"We got six people having four conversations in one sentence, and you just told me this is where you got your clear understanding? ... I mean, I've seen church prayer chains that are easier to understand than this," said Rep. Jim Jordan, an Ohio Republican who was added to the committee temporarily for the impeachment hearings. "With all due respect ambassador, your clear understanding was obviously wrong. Because it didn't happen."
Jordan and Rep. John Ratcliffe of Texas, who led much of the GOP questioning, took a more combative tone than Steve Castor, the GOP staff attorney who questioned the diplomats for the first block of the hearing. The Republican lawmakers pointed to Zelensky's comments that he felt no pressure and the fact that Ukraine ultimately received the aid in September.
"No pressure, no demands, no conditions, nothing corrupt. Nothing. Nothing on the call. That's what we heard President Zelensky say," Ratcliffe said.
Democrats pushed back by noting that the officials who had firsthand knowledge, like Mulvaney and former national security adviser John Bolton, had been blocked from testifying by the White House.
In his opening statement, Rep. Devin Nunes, the ranking Republican on the Intelligence Committee, accused Democrats of undertaking a "scorched-earth war against President Trump," saying they were using a "carefully orchestrated media smear campaign" to impeach the President.
"One of the mothers of all conspiracy theories is that somehow the President of the United States would want a country that he doesn't even like, that he doesn't want to give foreign aid to, to have the Ukrainians start an investigation into Bidens," Nunes said.
Before Kent and Taylor began speaking, Republicans expressed their complaints to Schiff about the process of the hearing, pushing for Schiff to issue a subpoena to the anonymous whistleblower whose complaint sparked the Democratic impeachment inquiry.
"You are the only member who knows who that individual is and your staff is the only staff of any member of Congress that has had a chance to talk with that individual," Jordan said. "We would like that opportunity. When might that happen in this proceeding today?"
Schiff responded that Jordan's statement was untrue.
"I do not know the identity of the whistleblower and I'm determined to make sure that identity is protected," Schiff said. An aide to Schiff was contacted by the whistleblower before the complaint was filed in July, but Schiff has said he did not learn the whistleblower's identity from his staff.

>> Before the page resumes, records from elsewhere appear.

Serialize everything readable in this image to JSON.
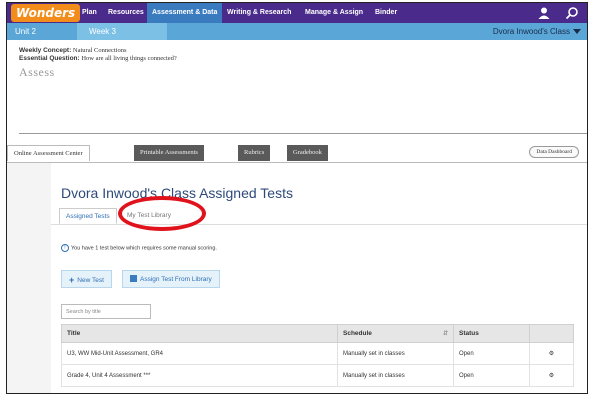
{
  "brand": {
    "logo_text": "Wonders",
    "logo_color": "#f28c1b",
    "nav_bg": "#4a2a8a"
  },
  "topnav": {
    "items": [
      {
        "label": "Plan"
      },
      {
        "label": "Resources"
      },
      {
        "label": "Assessment & Data",
        "active": true
      },
      {
        "label": "Writing & Research"
      },
      {
        "label": "Manage & Assign"
      },
      {
        "label": "Binder"
      }
    ],
    "icons": [
      "user-icon",
      "search-icon"
    ]
  },
  "unitbar": {
    "unit": "Unit 2",
    "week": "Week 3",
    "class_selected": "Dvora Inwood's Class"
  },
  "concept": {
    "weekly_label": "Weekly Concept:",
    "weekly_value": "Natural Connections",
    "question_label": "Essential Question:",
    "question_value": "How are all living things connected?"
  },
  "section_title": "Assess",
  "tabs": [
    {
      "label": "Online Assessment Center",
      "active": true
    },
    {
      "label": "Printable Assessments"
    },
    {
      "label": "Rubrics"
    },
    {
      "label": "Gradebook"
    }
  ],
  "data_dashboard": "Data Dashboard",
  "main": {
    "title": "Dvora Inwood's Class Assigned Tests",
    "subtabs": [
      {
        "label": "Assigned Tests",
        "active": true
      },
      {
        "label": "My Test Library"
      }
    ],
    "notice": "You have 1 test below which requires some manual scoring.",
    "buttons": {
      "new_test": "New Test",
      "assign_from_library": "Assign Test From Library"
    },
    "search_placeholder": "Search by title",
    "table": {
      "headers": [
        "Title",
        "Schedule",
        "Status"
      ],
      "rows": [
        {
          "title": "U3, WW Mid-Unit Assessment, GR4",
          "schedule": "Manually set in classes",
          "status": "Open"
        },
        {
          "title": "Grade 4, Unit 4 Assessment ***",
          "schedule": "Manually set in classes",
          "status": "Open"
        }
      ]
    }
  },
  "annotation_color": "#e0131c"
}
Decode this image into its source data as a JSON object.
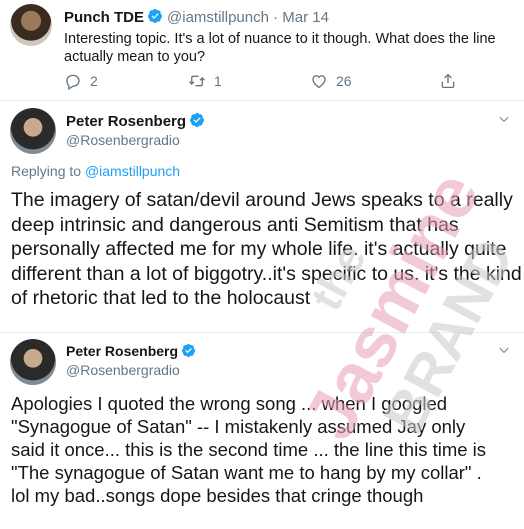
{
  "tweet1": {
    "name": "Punch TDE",
    "handle": "@iamstillpunch",
    "dot": "·",
    "date": "Mar 14",
    "text": "Interesting topic. It's a lot of nuance to it though. What does the line actually mean to you?",
    "replies": "2",
    "retweets": "1",
    "likes": "26"
  },
  "tweet2": {
    "name": "Peter Rosenberg",
    "handle": "@Rosenbergradio",
    "replying_prefix": "Replying to ",
    "replying_to": "@iamstillpunch",
    "text": "The imagery of satan/devil around Jews speaks to a really deep intrinsic and dangerous anti Semitism that has personally affected me for my whole life. it's actually quite different than a lot of biggotry..it's specific to us. it's the kind of rhetoric that led to the holocaust"
  },
  "tweet3": {
    "name": "Peter Rosenberg",
    "handle": "@Rosenbergradio",
    "lines": [
      "Apologies I quoted the wrong song ... when I googled",
      "\"Synagogue of Satan\" -- I mistakenly assumed Jay only",
      "said it once... this is the second time ... the line this time is",
      "\"The synagogue of Satan want me to hang by my collar\" .",
      "lol my bad..songs dope besides that cringe though"
    ]
  },
  "watermark": {
    "line1": "the",
    "line2": "Jasmine",
    "line3": "BRAND",
    "color_primary": "#e7a0b4",
    "color_secondary": "#c9c9c9"
  },
  "colors": {
    "link": "#1da1f2",
    "muted": "#657786",
    "verified": "#1da1f2"
  }
}
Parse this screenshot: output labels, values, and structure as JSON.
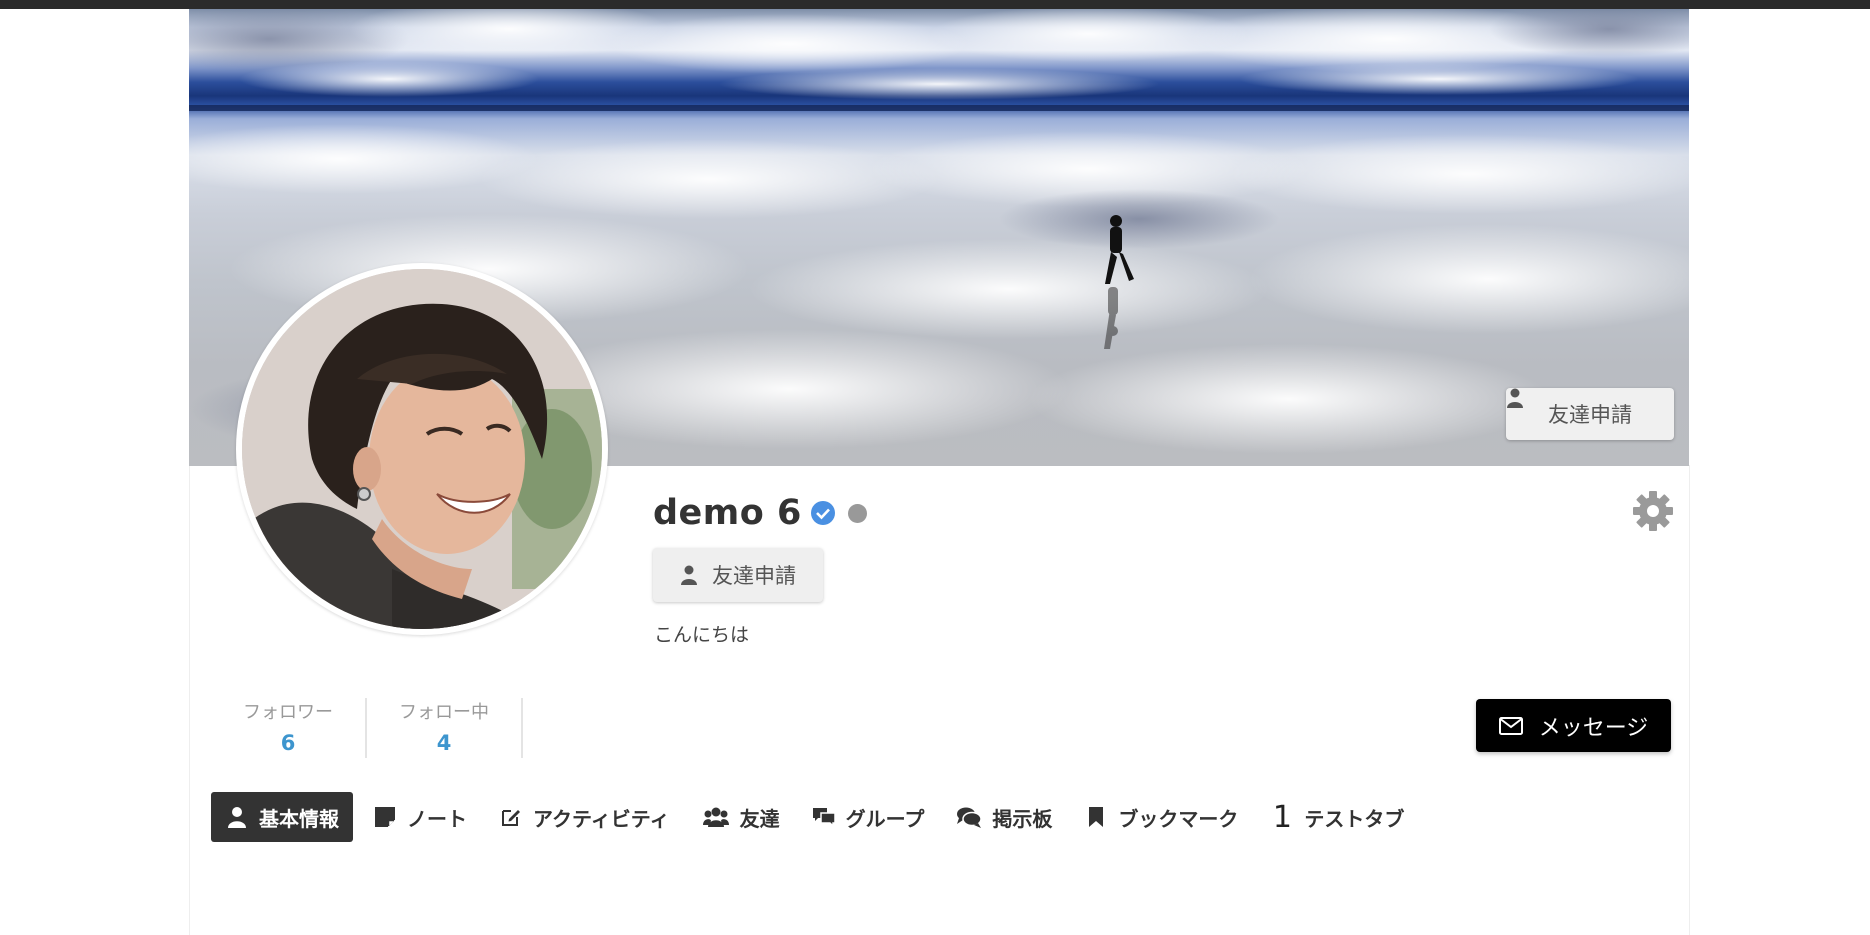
{
  "cover": {
    "friend_request_label": "友達申請"
  },
  "profile": {
    "name": "demo 6",
    "friend_request_label": "友達申請",
    "bio": "こんにちは"
  },
  "stats": [
    {
      "label": "フォロワー",
      "value": "6"
    },
    {
      "label": "フォロー中",
      "value": "4"
    }
  ],
  "message_button": {
    "label": "メッセージ"
  },
  "tabs": [
    {
      "label": "基本情報",
      "icon": "user-icon",
      "active": true
    },
    {
      "label": "ノート",
      "icon": "note-icon"
    },
    {
      "label": "アクティビティ",
      "icon": "edit-icon"
    },
    {
      "label": "友達",
      "icon": "users-icon"
    },
    {
      "label": "グループ",
      "icon": "chat-group-icon"
    },
    {
      "label": "掲示板",
      "icon": "comments-icon"
    },
    {
      "label": "ブックマーク",
      "icon": "bookmark-icon"
    },
    {
      "label": "テストタブ",
      "icon": "number-1",
      "badge": "1"
    }
  ],
  "colors": {
    "accent_blue": "#3d95ce",
    "verified_blue": "#4a90e2",
    "active_tab_bg": "#333333",
    "message_button_bg": "#000000"
  }
}
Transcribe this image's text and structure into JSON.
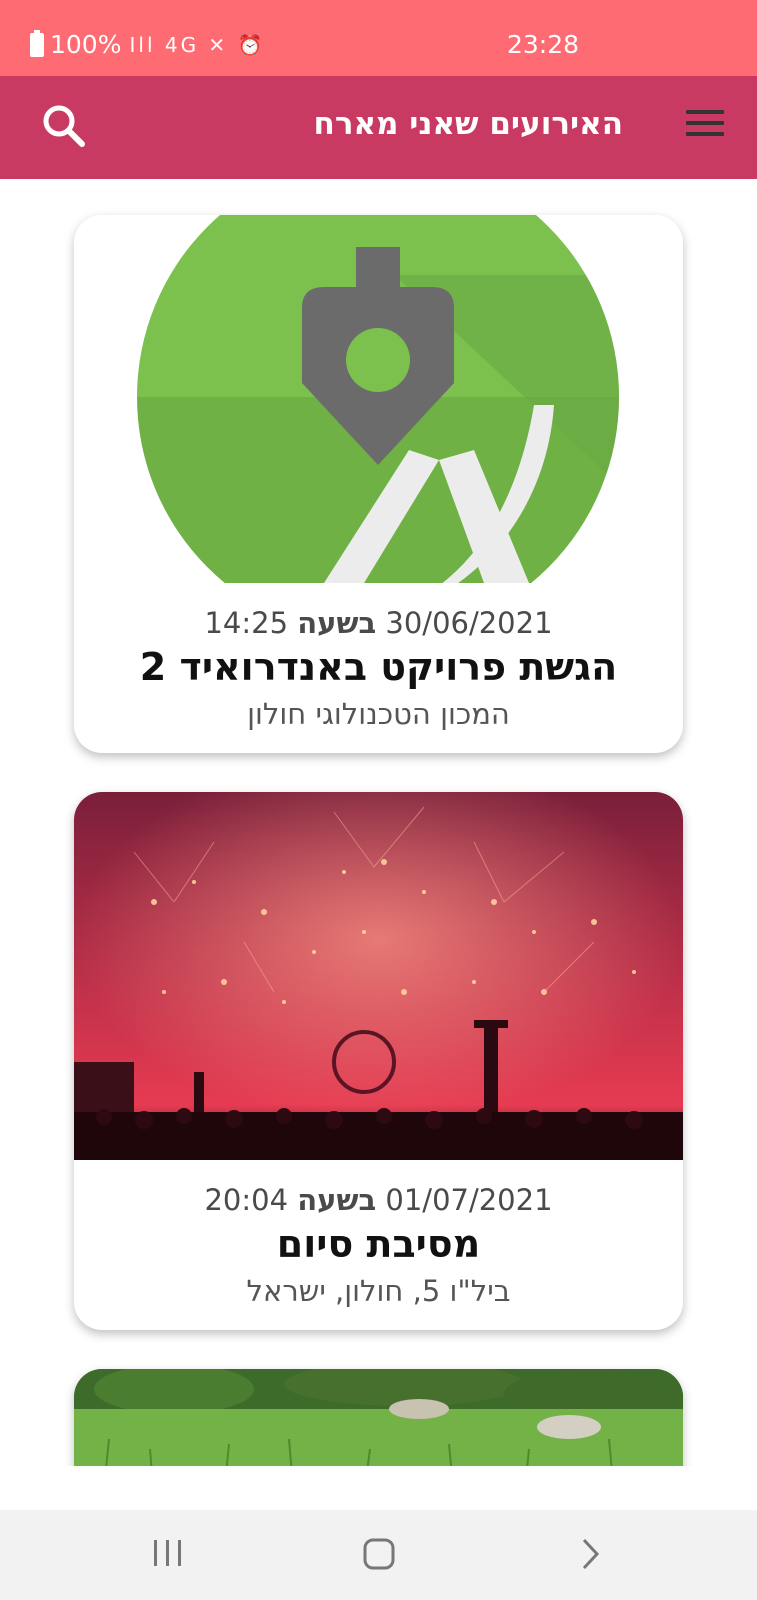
{
  "status_bar": {
    "battery": "100%",
    "signal_glyphs": "Ill 4G ✕ ⏰",
    "time": "23:28"
  },
  "app_bar": {
    "title": "האירועים שאני מארח",
    "menu_icon": "hamburger-menu-icon",
    "search_icon": "search-icon"
  },
  "events": [
    {
      "date": "30/06/2021",
      "at": "בשעה",
      "time": "14:25",
      "title": "הגשת פרויקט באנדרואיד 2",
      "location": "המכון הטכנולוגי חולון",
      "image": "android-studio-logo"
    },
    {
      "date": "01/07/2021",
      "at": "בשעה",
      "time": "20:04",
      "title": "מסיבת סיום",
      "location": "ביל\"ו 5, חולון, ישראל",
      "image": "fireworks-photo"
    },
    {
      "image": "grass-field-photo"
    }
  ],
  "nav_bar": {
    "recents": "recents-icon",
    "home": "home-icon",
    "back": "back-icon"
  },
  "colors": {
    "status_bar": "#ff6b72",
    "app_bar": "#c93a63",
    "android_green": "#7cc14e"
  }
}
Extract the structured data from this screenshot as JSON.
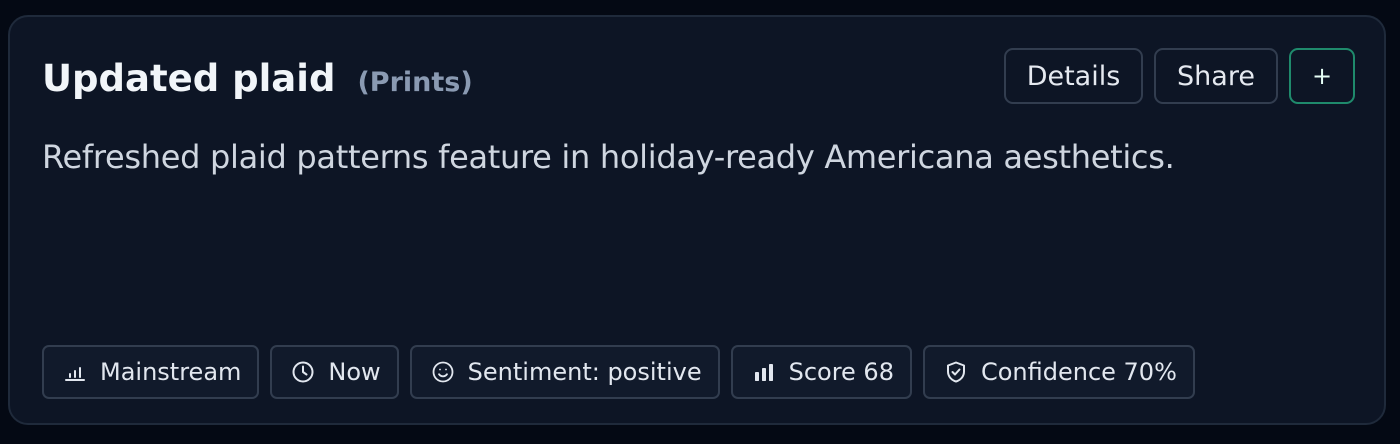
{
  "card": {
    "title": "Updated plaid",
    "category": "(Prints)",
    "description": "Refreshed plaid patterns feature in holiday-ready Americana aesthetics."
  },
  "actions": {
    "details_label": "Details",
    "share_label": "Share",
    "add_label": "+"
  },
  "tags": {
    "reach": {
      "label": "Mainstream",
      "icon": "bar-chart-low-icon"
    },
    "timing": {
      "label": "Now",
      "icon": "clock-icon"
    },
    "sentiment": {
      "label": "Sentiment: positive",
      "icon": "smiley-icon"
    },
    "score": {
      "label": "Score 68",
      "icon": "bar-chart-icon"
    },
    "confidence": {
      "label": "Confidence 70%",
      "icon": "shield-check-icon"
    }
  },
  "colors": {
    "background": "#040914",
    "card": "#0d1525",
    "border": "#323d4f",
    "accent": "#1f8a6c",
    "muted_text": "#8a9ab2"
  }
}
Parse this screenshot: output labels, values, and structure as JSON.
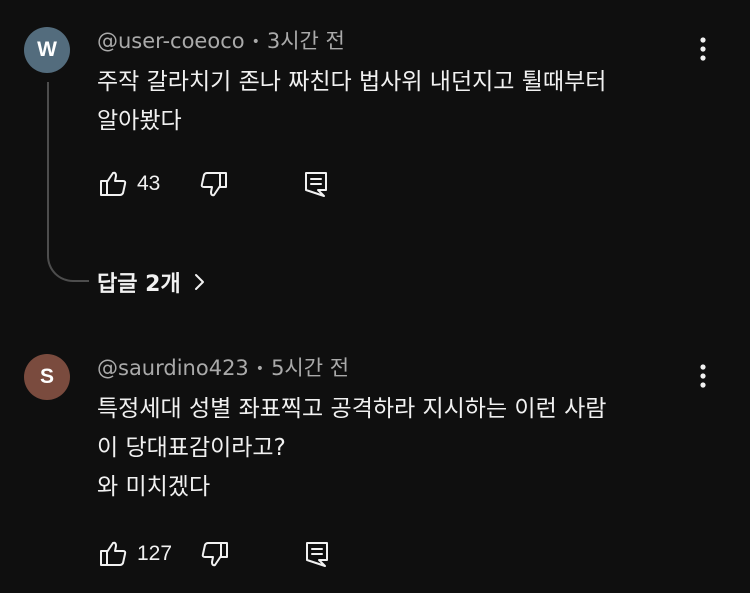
{
  "comments": [
    {
      "avatar_letter": "W",
      "avatar_color": "#536c7d",
      "author": "@user-coeoco",
      "separator": "•",
      "time": "3시간 전",
      "text_lines": [
        "주작 갈라치기 존나 짜친다 법사위 내던지고 튈때부터",
        "알아봤다"
      ],
      "likes": "43",
      "replies_label": "답글 2개"
    },
    {
      "avatar_letter": "S",
      "avatar_color": "#7a4b3e",
      "author": "@saurdino423",
      "separator": "•",
      "time": "5시간 전",
      "text_lines": [
        "특정세대 성별 좌표찍고 공격하라 지시하는 이런 사람",
        "이 당대표감이라고?",
        "와 미치겠다"
      ],
      "likes": "127"
    }
  ],
  "icons": {
    "like": "thumbs-up-icon",
    "dislike": "thumbs-down-icon",
    "reply": "comment-reply-icon",
    "more": "more-vertical-icon",
    "chevron": "chevron-right-icon"
  }
}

The public portion of the impeachment inquiry continues Friday with the testimony of Yovanovitch. The Intelligence Committee has scheduled eight witnesses to appear at public hearings next week.
This story has been updated and will continue to update Wednesday.